A urinary catheter is a flexible tube used to empty your bladder and collect pee in a drainage bag.
Urinary catheters are usually inserted by a doctor or nurse.
They can be inserted through:
- the tube that carries pee out of the bladder (urethral catheter)
- a small opening made in your lower tummy (suprapubic catheter)
The catheter usually remains in your bladder for a period of time. The catheter allows pee to flow through it and into a drainage bag.
When urinary catheters are used
A urinary catheter is usually used if you have problems peeing naturally. It can also be used to empty your bladder before or after surgery and to help perform certain tests.
Reasons a urinary catheter may be used include:
- to allow pee to drain if you have an obstruction in the tube that carries pee out of the bladder (urethra). For example, because of scarring or prostate enlargement
- to allow you to pee if you have bladder weakness or nerve damage that affects your ability to pee
- to drain your bladder during childbirth if you have an epidural anaesthetic
- to drain your bladder before, during or after some types of surgery
- to deliver medication directly into the bladder. For example, during chemotherapy for bladder cancer
- treatment for urinary incontinence when other types of treatment have not worked
The catheter may be removed after a few minutes, hours or days. It may be needed for the long-term. This will depend on the type of catheter you have and why it's being used.
Types of urinary catheter
There are 2 main types of urinary catheter: intermittent and indwelling.
These are temporarily inserted into the bladder. They are removed when the bladder is empty.
These remain in place for many days or weeks. They are held in position by an inflated balloon in the bladder.
They are more convenient and avoid the repeated insertions needed with intermittent catheters. But they are more likely to cause problems such as infections.
Inserting either type of catheter can be uncomfortable. An anaesthetic gel is used to reduce any pain. You may experience some discomfort while the catheter is in place. But most people with a long-term catheter get used to this.
Looking after your catheter
You may need a long-term urinary catheter.
If you do, you'll get advice before you leave hospital about:
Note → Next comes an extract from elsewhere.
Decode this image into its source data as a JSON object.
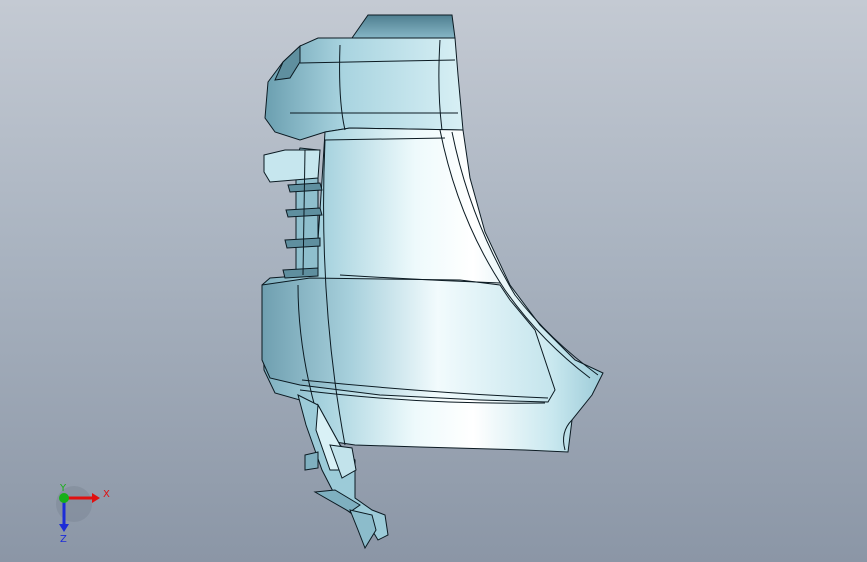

- looking after it
- getting new catheter supplies
- reducing the risk of complications such as infections
- spotting signs of potential problems
- when you should seek further medical advice
You should be able to live a normal life with a urinary catheter. You should be able to carry out normal activities. For example, working, exercising, swimming and having sex.
You can put the catheter and bag under clothes.
Risks and potential problems
The main problems caused by urinary catheters are infections in the:
- kidneys – these are less common
You can get a UTI from either short or long-term catheter use. But the longer a catheter is used, the greater your risk of infection. Catheters should be inserted correctly and maintained properly. They should only be used for as long as necessary.
Catheters can sometimes lead to other problems. For example, bladder spasms, leakages, blockages, and damage to the urethra.
Content supplied by the NHS and adapted for Ireland by the HSE